Premium Health’s Summer Health and Safety Series: Part 2
After a busy year of school, work and everything in-between, there’s nothing quite like a long, lazy Australian summer to lift our spirits and calm our minds. But for Phillipa Wilson, Premium Health Managing Director and Secretary of the Australian Resuscitation Council (ARC) VIC Branch, there’s more to the ‘silly season’ than beach BBQs and ‘Slip Slop Slap’.
With hot weather comes a different set of health and safety risks, and while we Aussies are great at preventing some of them – i.e. teaching our kids to swim, fencing our pools and staying ‘Sun Smart’ – it’s critical we learn the life-saving skills to respond when things do go wrong.
In addition to our tips on drowning incidents, keep this guide to heat-induced illnesses in mind when the hot weather hits.
What is heat-induced illness?
Heat-induced illnesses like heat exhaustion, and the more serious heat stroke, are typically a result of our body’s excessive heat absorption from being in a hot environment, or excessive heat production from metabolic activity.
For most of us, staying out of the sun, upping our water intake and avoiding intensive physical exercise during the hottest hours in the day will be enough to keep us safe, but not everybody is equipped to cope.
By now, most Australians are aware that infants and the elderly are more prone to heat-induced illnesses, but what a lot of us don’t know is that certain drugs, infections, and, in particular, viral illnesses can affect our body’s natural cooling and heat regulating mechanisms. So if you’re unwell, or under the influence of certain drugs, you may be at even greater risk.
So what does a heat-induced illness look like?
Heat exhaustion is a more common, less serious form of heat-induced illness. Symptoms typically include dizziness and fatigue, headaches, nausea, vomiting, sweating and, as it worsens, fainting or collapse. If not treated, heat exhaustion can rapidly progress to heat stroke.
Heat stroke is far more serious as it can affect every organ in the body. The natural cooling system of a person with heat stroke breaks down and they generally have hot (to touch) dry skin. Their body temperature will be over 40 degrees, and they may seem confused, and experience altered states of consciousness. If you recognise any of these symptoms, it’s important to act fast – particularly in the case of an infant or elderly person.
How can I help?
If you suspect someone is suffering from a heat-induced illness, the best course of action is to immediately remove the cause and aid the victim’s natural cooling mechanisms.

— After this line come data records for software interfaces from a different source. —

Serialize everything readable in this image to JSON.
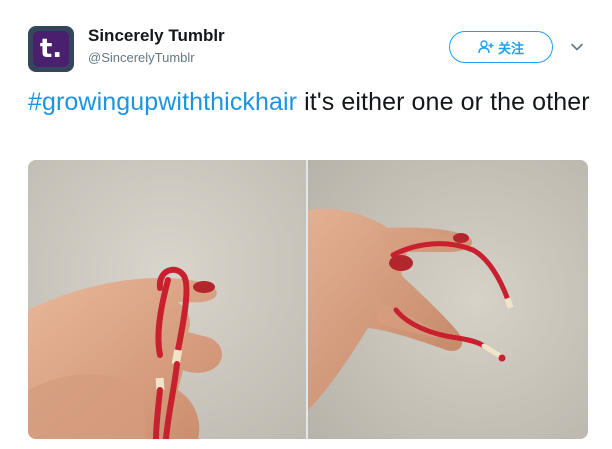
{
  "account": {
    "display_name": "Sincerely Tumblr",
    "screen_name": "@SincerelyTumblr",
    "avatar_letter": "t."
  },
  "follow_button": {
    "label": "关注",
    "icon": "add-user-icon"
  },
  "more_menu": {
    "icon": "chevron-down-icon"
  },
  "tweet": {
    "hashtag": "#growingupwiththickhair",
    "text": " it's either one or the other"
  },
  "media": {
    "photos": [
      {
        "subject": "hand holding hair tie"
      },
      {
        "subject": "hand holding broken hair tie"
      }
    ]
  },
  "colors": {
    "accent": "#1da1f2",
    "hashtag": "#1b95e0",
    "avatar_bg": "#35465c",
    "hair_tie": "#c8202e"
  }
}
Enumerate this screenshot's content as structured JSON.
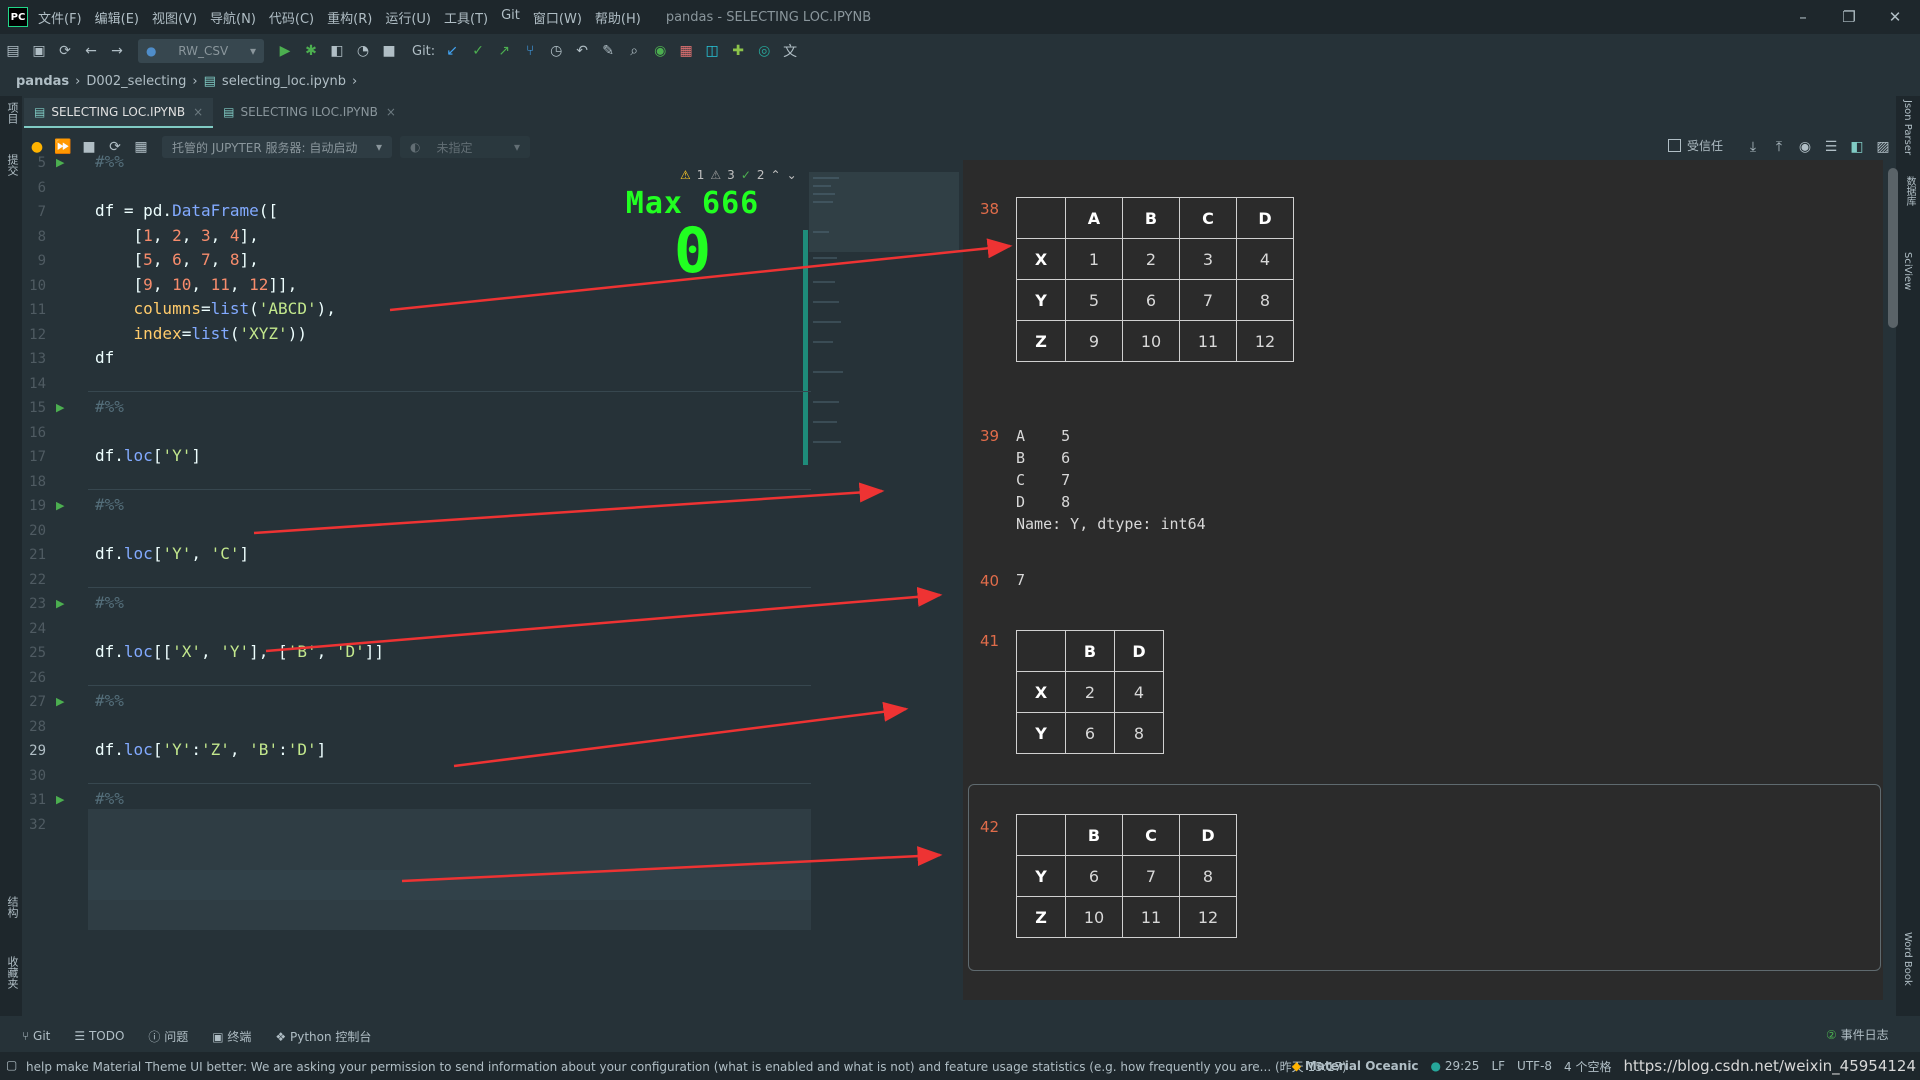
{
  "window": {
    "menus": [
      "文件(F)",
      "编辑(E)",
      "视图(V)",
      "导航(N)",
      "代码(C)",
      "重构(R)",
      "运行(U)",
      "工具(T)",
      "Git",
      "窗口(W)",
      "帮助(H)"
    ],
    "title": "pandas - SELECTING LOC.IPYNB"
  },
  "toolbar": {
    "run_config": "RW_CSV",
    "git_label": "Git:"
  },
  "breadcrumb": [
    "pandas",
    "D002_selecting",
    "selecting_loc.ipynb"
  ],
  "tabs": [
    {
      "label": "SELECTING LOC.IPYNB",
      "active": true
    },
    {
      "label": "SELECTING ILOC.IPYNB",
      "active": false
    }
  ],
  "notebook_bar": {
    "server": "托管的 JUPYTER 服务器: 自动启动",
    "kernel": "未指定",
    "trusted": "受信任"
  },
  "inspections": {
    "warnings": "1",
    "weak_warnings": "3",
    "ok": "2"
  },
  "game": {
    "title": "Max 666",
    "score": "0"
  },
  "code_lines": [
    {
      "n": "5",
      "text": "#%%"
    },
    {
      "n": "6",
      "text": ""
    },
    {
      "n": "7",
      "text": "df = pd.DataFrame(["
    },
    {
      "n": "8",
      "text": "    [1, 2, 3, 4],"
    },
    {
      "n": "9",
      "text": "    [5, 6, 7, 8],"
    },
    {
      "n": "10",
      "text": "    [9, 10, 11, 12]],"
    },
    {
      "n": "11",
      "text": "    columns=list('ABCD'),"
    },
    {
      "n": "12",
      "text": "    index=list('XYZ'))"
    },
    {
      "n": "13",
      "text": "df"
    },
    {
      "n": "14",
      "text": ""
    },
    {
      "n": "15",
      "text": "#%%"
    },
    {
      "n": "16",
      "text": ""
    },
    {
      "n": "17",
      "text": "df.loc['Y']"
    },
    {
      "n": "18",
      "text": ""
    },
    {
      "n": "19",
      "text": "#%%"
    },
    {
      "n": "20",
      "text": ""
    },
    {
      "n": "21",
      "text": "df.loc['Y', 'C']"
    },
    {
      "n": "22",
      "text": ""
    },
    {
      "n": "23",
      "text": "#%%"
    },
    {
      "n": "24",
      "text": ""
    },
    {
      "n": "25",
      "text": "df.loc[['X', 'Y'], ['B', 'D']]"
    },
    {
      "n": "26",
      "text": ""
    },
    {
      "n": "27",
      "text": "#%%"
    },
    {
      "n": "28",
      "text": ""
    },
    {
      "n": "29",
      "text": "df.loc['Y':'Z', 'B':'D']"
    },
    {
      "n": "30",
      "text": ""
    },
    {
      "n": "31",
      "text": "#%%"
    },
    {
      "n": "32",
      "text": ""
    }
  ],
  "outputs": {
    "out38": {
      "num": "38",
      "columns": [
        "A",
        "B",
        "C",
        "D"
      ],
      "rows": [
        [
          "X",
          "1",
          "2",
          "3",
          "4"
        ],
        [
          "Y",
          "5",
          "6",
          "7",
          "8"
        ],
        [
          "Z",
          "9",
          "10",
          "11",
          "12"
        ]
      ]
    },
    "out39": {
      "num": "39",
      "lines": [
        "A    5",
        "B    6",
        "C    7",
        "D    8",
        "Name: Y, dtype: int64"
      ]
    },
    "out40": {
      "num": "40",
      "value": "7"
    },
    "out41": {
      "num": "41",
      "columns": [
        "B",
        "D"
      ],
      "rows": [
        [
          "X",
          "2",
          "4"
        ],
        [
          "Y",
          "6",
          "8"
        ]
      ]
    },
    "out42": {
      "num": "42",
      "columns": [
        "B",
        "C",
        "D"
      ],
      "rows": [
        [
          "Y",
          "6",
          "7",
          "8"
        ],
        [
          "Z",
          "10",
          "11",
          "12"
        ]
      ]
    }
  },
  "bottom_tools": [
    "Git",
    "TODO",
    "问题",
    "终端",
    "Python 控制台"
  ],
  "event_log": "事件日志",
  "side_tools": {
    "left": [
      "项目",
      "提交",
      "结构",
      "收藏夹"
    ],
    "right": [
      "Json Parser",
      "数据库",
      "SciView",
      "Word Book"
    ]
  },
  "status": {
    "message": "help make Material Theme UI better: We are asking your permission to send information about your configuration (what is enabled and what is not) and feature usage statistics (e.g. how frequently you are... (昨天 15:17)",
    "theme": "Material Oceanic",
    "position": "29:25",
    "line_sep": "LF",
    "encoding": "UTF-8",
    "indent": "4 个空格",
    "watermark": "https://blog.csdn.net/weixin_45954124"
  }
}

If the victim is an infant, elderly, drug-affected, or otherwise unwell, call for an ambulance right away as this is a medical emergency that can quickly lead to unconsciousness, or even death.
The following steps are based on the ARC guidelines:
- Lie the victim in a cool environment or in the shade
- Remove any excessive clothing
- Moisten their skin with a damp cloth or water spray
- Cool by fanning
- If conscious, give the victim cool water to drink
- Call an ambulance if the victim isn’t responding or if the victim is presenting any signs of heat stroke
Premium Health’s summer safety checklist
- Think ‘sun smart’: slip on a t-shirt, slop on some sunscreen, slap on a hat – and slide on those shades!
- Keep hydrated, and try to up your water intake from 8 to 10 glasses per day
- Keep a First Aid Kit (and this guide!) in your beach bag, or poolside
- NEVER leave infants, children, the elderly or pets in parked vehicles
- Look out for your elderly relatives and neighbours, and ensure they have access to plenty of fluids and adequate ventilation if not air conditioning
In this sunburnt country, fun in the sun doesn’t come without a cost. And it’s up to every one of us to not only understand the risks of heat-induced illnesses, but to learn the necessary steps to respond confidently and capably in times of need.
Premium Health’s ‘Remote Area First Aid’ training
An ambulance isn’t always around the corner. ‘Provide First Aid in Remote Situations’ is a nationally accredited course that develops the knowledge and skills required to provide a remote first aid response and emergency life support to a casualty in remote or isolated environment. So if you’re planning on hiking, biking, trekking, climbing or camping this summer, this is the course for you!